In 2006, "20/20" first introduced you to Mike Byster, the creator of Mike's Math. We received more than 8,000 e-mail questions and comments about Mike's Math, and we wanted to share some of Mike's answers to your questions. You can find out much more about Mike's Math at his Web site.
Angela Mooney from Wauconda Ill., asked, "Who were those kids on '20/20' and how did they do those amazing things?"
Mike: The kids on the show were everyday third-, fifth- and eighth-grade students in regular classrooms. The two main reasons for their improvement were they believed in themselves, and they were taught in an extremely fun environment.
Lolly Libman from Prescott, Ariz., asked, "Does this work on all children?"
Mike: I have tested this out on hundreds of kids of all ages and ability levels, and each child improved tremendously.
Maria Gruett from Lititz, Pa., asked, "What will be the best way for my kid to learn Mike's Math?"
Mike: I have always believed that the key to learning is to make it fun. We have developed a very fun groundbreaking interactive way for kids to learn, unlike anything ever done before. We do not think the optimal way is through workbooks.
Nancy Murray from Adrian, Mich., asked, "How long does it take for the kids to get really good at it."
Mike: There are 15 sections, each requiring anywhere between a couple of days to a week to master, depending on the child. So about one to three months is a good guideline.
Sarah Ashton, Cambridge, N.Y., asked, "I am so excited by this, how can I make a donation?"

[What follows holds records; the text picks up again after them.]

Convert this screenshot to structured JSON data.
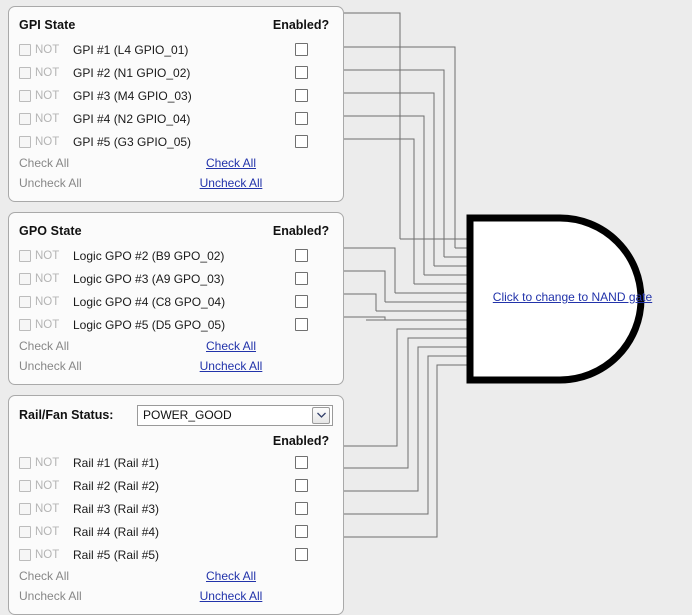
{
  "page": {
    "background_color": "#ececec",
    "link_color": "#2233aa",
    "disabled_color": "#b4b4b4"
  },
  "panels": [
    {
      "id": "gpi-state",
      "title": "GPI State",
      "enabled_header": "Enabled?",
      "not_label": "NOT",
      "rows": [
        {
          "label": "GPI #1 (L4 GPIO_01)",
          "not_checked": false,
          "enabled_checked": false
        },
        {
          "label": "GPI #2 (N1 GPIO_02)",
          "not_checked": false,
          "enabled_checked": false
        },
        {
          "label": "GPI #3 (M4 GPIO_03)",
          "not_checked": false,
          "enabled_checked": false
        },
        {
          "label": "GPI #4 (N2 GPIO_04)",
          "not_checked": false,
          "enabled_checked": false
        },
        {
          "label": "GPI #5 (G3 GPIO_05)",
          "not_checked": false,
          "enabled_checked": false
        }
      ],
      "footer": {
        "left_check_all": "Check All",
        "left_uncheck_all": "Uncheck All",
        "right_check_all": "Check All",
        "right_uncheck_all": "Uncheck All"
      }
    },
    {
      "id": "gpo-state",
      "title": "GPO State",
      "enabled_header": "Enabled?",
      "not_label": "NOT",
      "rows": [
        {
          "label": "Logic GPO #2 (B9 GPO_02)",
          "not_checked": false,
          "enabled_checked": false
        },
        {
          "label": "Logic GPO #3 (A9 GPO_03)",
          "not_checked": false,
          "enabled_checked": false
        },
        {
          "label": "Logic GPO #4 (C8 GPO_04)",
          "not_checked": false,
          "enabled_checked": false
        },
        {
          "label": "Logic GPO #5 (D5 GPO_05)",
          "not_checked": false,
          "enabled_checked": false
        }
      ],
      "footer": {
        "left_check_all": "Check All",
        "left_uncheck_all": "Uncheck All",
        "right_check_all": "Check All",
        "right_uncheck_all": "Uncheck All"
      }
    },
    {
      "id": "rail-fan-status",
      "title": "Rail/Fan Status:",
      "enabled_header": "Enabled?",
      "not_label": "NOT",
      "select": {
        "value": "POWER_GOOD",
        "icon": "chevron-down-icon"
      },
      "rows": [
        {
          "label": "Rail #1 (Rail #1)",
          "not_checked": false,
          "enabled_checked": false
        },
        {
          "label": "Rail #2 (Rail #2)",
          "not_checked": false,
          "enabled_checked": false
        },
        {
          "label": "Rail #3 (Rail #3)",
          "not_checked": false,
          "enabled_checked": false
        },
        {
          "label": "Rail #4 (Rail #4)",
          "not_checked": false,
          "enabled_checked": false
        },
        {
          "label": "Rail #5 (Rail #5)",
          "not_checked": false,
          "enabled_checked": false
        }
      ],
      "footer": {
        "left_check_all": "Check All",
        "left_uncheck_all": "Uncheck All",
        "right_check_all": "Check All",
        "right_uncheck_all": "Uncheck All"
      }
    }
  ],
  "gate": {
    "type": "AND",
    "link_label": "Click to change to NAND gate",
    "input_count": 14
  }
}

Mike: Thank you so much, but we are not accepting donations. Mike's Math is one of the most powerful educational tools ever developed and needs to be made available and affordable to every child in the world. We are looking to partner with powerful people or kid-friendly corporations whose main objective is to educate children and can help us achieve our goal.
Mary Bojan from McHenry, Ill., asked, "Does your system work for all multiplication problems or just ones with shortcuts?"
Mike: It works for all multiplication problems. But sometimes it is more beneficial to use shortcuts for certain problems.
Mickey Steiner from Boynton Beach, Fla., asked, "When will Mike's Math be made available to the general public?"
Mike: It can be mass produced in a short amount of time. We do not have an exact timeline, but sometime in 2007.
Bernie Marren from Los Altos, Calif., asked, "You mentioned in the interview on '20/20' how you take it beyond math. Can you give me an example?"
Mike: Your mind gets used to processing information much quicker when you are doing this system. Once you do it with numbers, it works with words and letters, thus greatly improving one's memory. For an example, go to www.mikesmath.com and click on video. It is a two-minute clip, but it shows memory prowess besides math.
Larry Kauffman from Detroit asked, "Do you ever regret leaving your job to do this for free?"
Mike: I have never regretted it for one day. I receive thousands of letters from kids saying how cool this is and how good they feel about themselves. You cannot put a price tag on that.
Sandy Browner from San Diego asked, "What can I do to get you to come to my kid's school and what do you charge?"